We have focused on the impact of an isolated topographic feature. In the ocean, the topography is complex and has a variety of scales. The continuous changes in topography in the Southern Ocean mean it is unlikely for the downstream behavior to fully develop undisturbed by other topographic features, and the idealized shapes investigated in this study are simple limits to the behavior we expect from interactions with a more realistic topography. Nevertheless, these simulations serve to highlight that in the Southern Ocean, the EKE at depth is influenced by the topography characteristics and by the structure of the jet, which itself depends on the history of topographic interactions along its path. The resulting spatial heterogeneity in deep EKE will alter the spatial distribution of mixing and energy dissipation at depth.

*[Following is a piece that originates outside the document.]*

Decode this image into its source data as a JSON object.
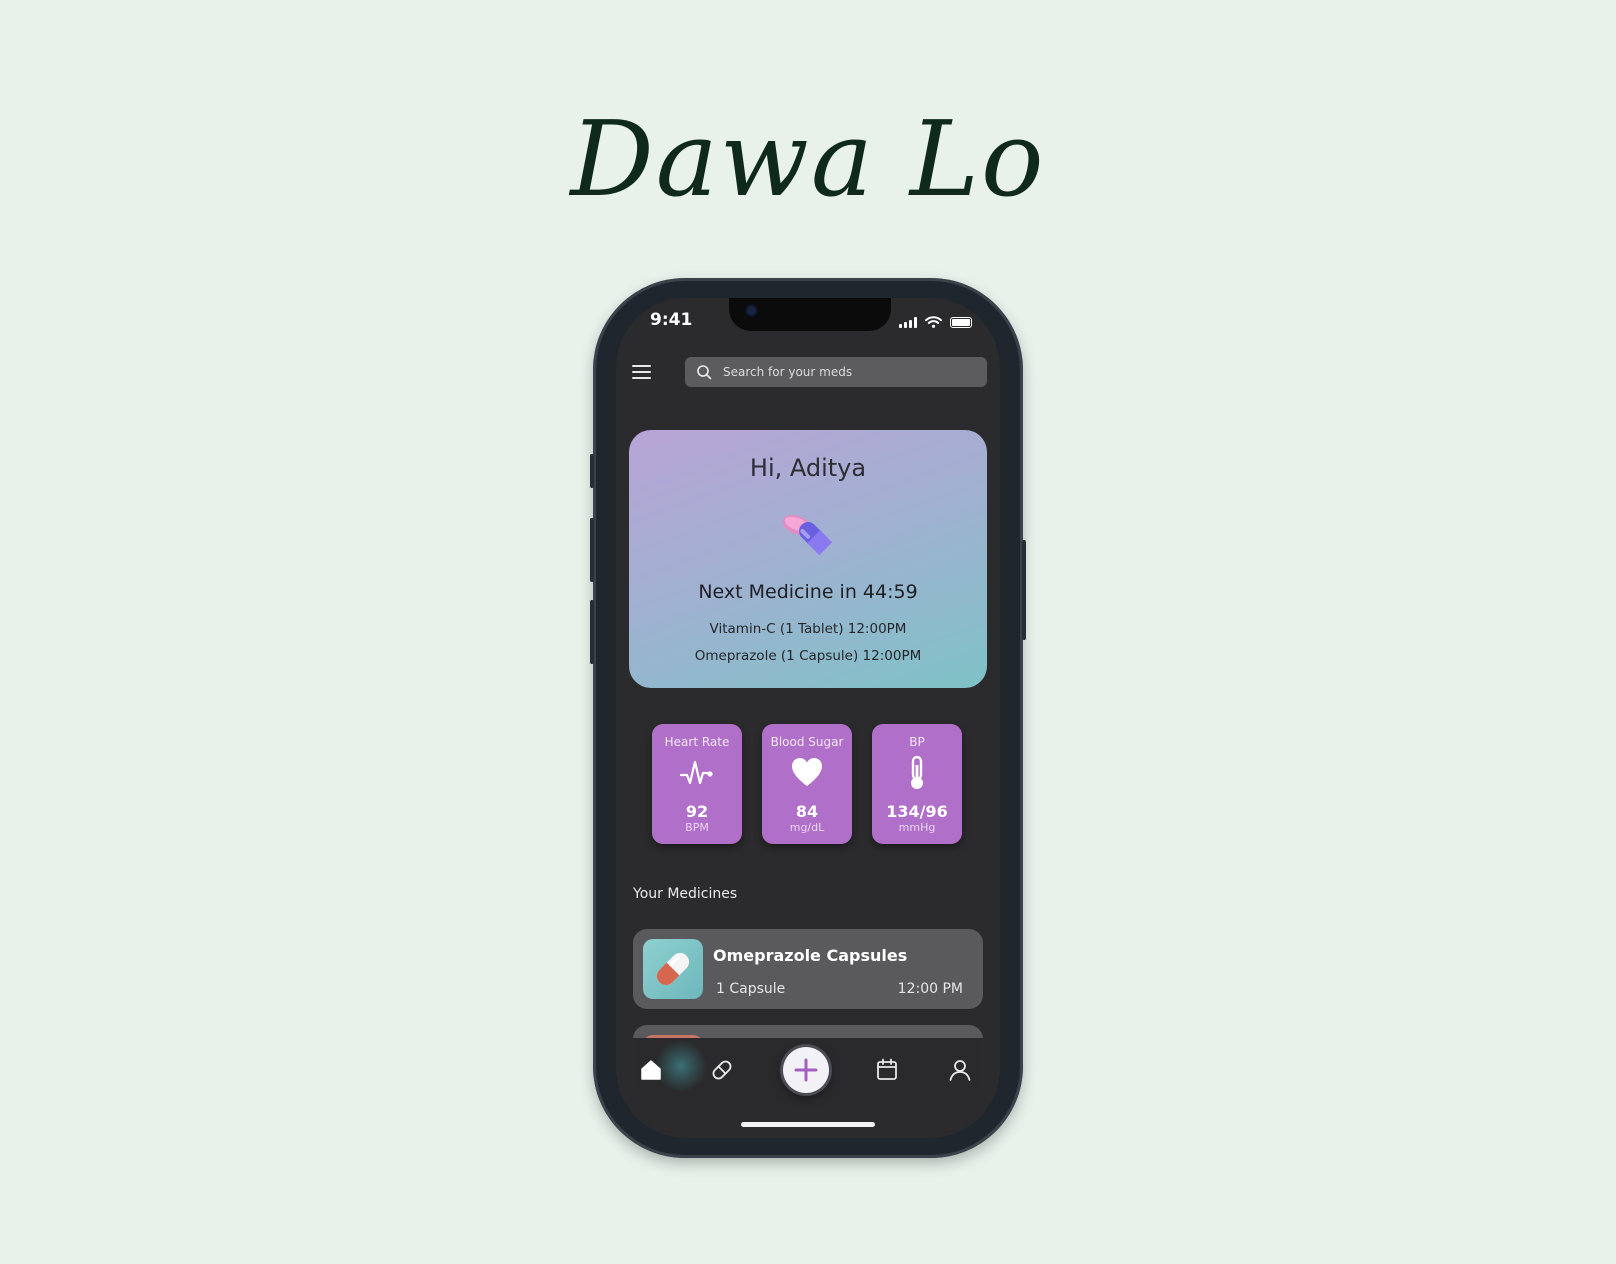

The authors thank Aidan Heerdegen for his technical assistance in setting up the model as well as two anonymous reviewers who contributed to improve this manuscript. AB and AMH were supported by the Centre of Excellence for Climate System Science, Australian Research Council (AU) Grant CE1101028. AMH was also supported by an Australian Research Council Future Fellowship (FT120100842). SW gratefully acknowledges support from the Australian Research Council (DE120102927) and the National Science and Engineering Research Council of Canada (22R23085). SRK is supported by a UNSW Silverstar research grant. This research was undertaken on the NCI National Facility in Canberra, Australia, which is supported by the Australian Commonwealth Government.
Derivation of Energy Budget in Two-Layer Framework
a. Time evolution of the total energy reservoirs
The equations that govern the time evolution of the four main energy reservoirs can be derived using their definitions [(1)–(3)] and the incompressible hydrostatic equations of motion in isopycnal coordinates [see Aiki et al. (2016), noting that we have extended their formulation to include APEbt]. The resulting description of the time evolution of the reservoirs is
Here, ϕ1 = ρ0gη0 and ϕ2 = ϕ1 + ρ0g′η1 are the Montgomery potential (MP) anomalies in the upper and lower layer, respectively, and Fτi is the frictional force (including both interior viscosity and bottom drag) at work in each layer. The change in KE in each layer is driven by a combination of layerwise advective fluxes, the work of form stress and the energy dissipation through friction. The fluxes between the potential and kinetic energy are related through the MP flux divergence in each layer. The equation governing the MP flux divergence in the ith layer is
b. Time evolution of the time-mean energy reservoirs
The equations that govern the time evolution of the mean energy, derived from the definitions in (6)–(8) and a low-pass filtered version of the incompressible hydrostatic equations of motion in isopycnal coordinates (Aiki et al. 2016) are
The equation governing the mean component of the layer MP flux divergence is
c. Time evolution of the eddy energy reservoirs
The equations governing the eddy components of energy are derived by subtracting (A5)–(A8) from the low-pass filtered version of (A1)–(A4), which govern the evolution of APEbt, APEbc, KE1, KE2, and the total MP flux divergence in each layer. Following the procedure of Aiki et al. (2016), we obtain the following equations:
where denotes the outer product of two vectors. The associated eddy MP flux divergence equation is
The full energy diagram is presented in Fig. A1.